Mediation tips and how tos : Part 1
In this first part of the series of mediation hints and tips we look at the first frequently asked questions about mediation:
- What do mediators do?
- Is it a sign of weakness to suggest mediation?
- Can the other side refuse to mediate?
- Does it work?
Mediators are neutral independents. They take no side. They express no view and make no finding. Their skill is getting the parties to “level” with each other about their positions. Each side talks to the mediator in strict confidence; the mediator builds a complete picture from these discussions of where the parties are at, and what is stopping them from concluding the dispute so that they can start to unravel the issues and find a solution. No one is forced to disclose anything that they do not want to nor make any offers that they feel are unwarranted. The whole process is entirely without prejudice to the relative positions of the parties.
No – far from it. You acknowledge that direct negotiation has broken down or there is an impasse and suggest a way to move forward rather than let litigation continue its course. It is your solution and you are taking the initiative in a sensible and constructive way.
Yes they may do so. The process is wholly voluntary. But the Courts now encourage mediation. The Government is encouraging the Courts to steer the parties to mediation and judges have considerable powers in costs to condemn parties that refuse to do so (see Rolf v De Guerin  EWCA Civ 78). So they refuse mediation at their peril.

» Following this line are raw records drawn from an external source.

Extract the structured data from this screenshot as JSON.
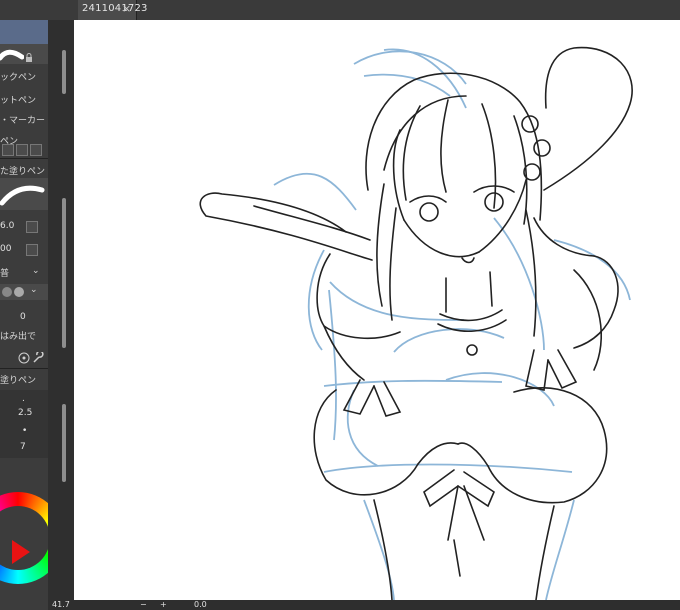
{
  "window": {
    "tab_title": "2411041723",
    "close_glyph": "×"
  },
  "left_panel": {
    "sub_tool_items": [
      "ックペン",
      "ットペン",
      "・マーカー",
      "ペン"
    ],
    "section_label_1": "た塗りペン",
    "size_value": "6.0",
    "opacity_value": "00",
    "mode_label": "普",
    "angle_value": "0",
    "hidden_label": "はみ出で",
    "section_label_2": "塗りペン",
    "step_values": [
      ".",
      "2.5",
      "•",
      "7"
    ]
  },
  "status": {
    "zoom": "41.7",
    "minus": "−",
    "plus": "+",
    "zoom_field": "0.0"
  },
  "colors": {
    "main_color": "#e91313"
  }
}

The answer is an unequivocal yes. Roughly 80% of the cases that come to mediation settle on the day or shortly after as the parties continue their dialogue. That is 80% of the cases that were once believed to be resistant to settlement which is an impressive statistic.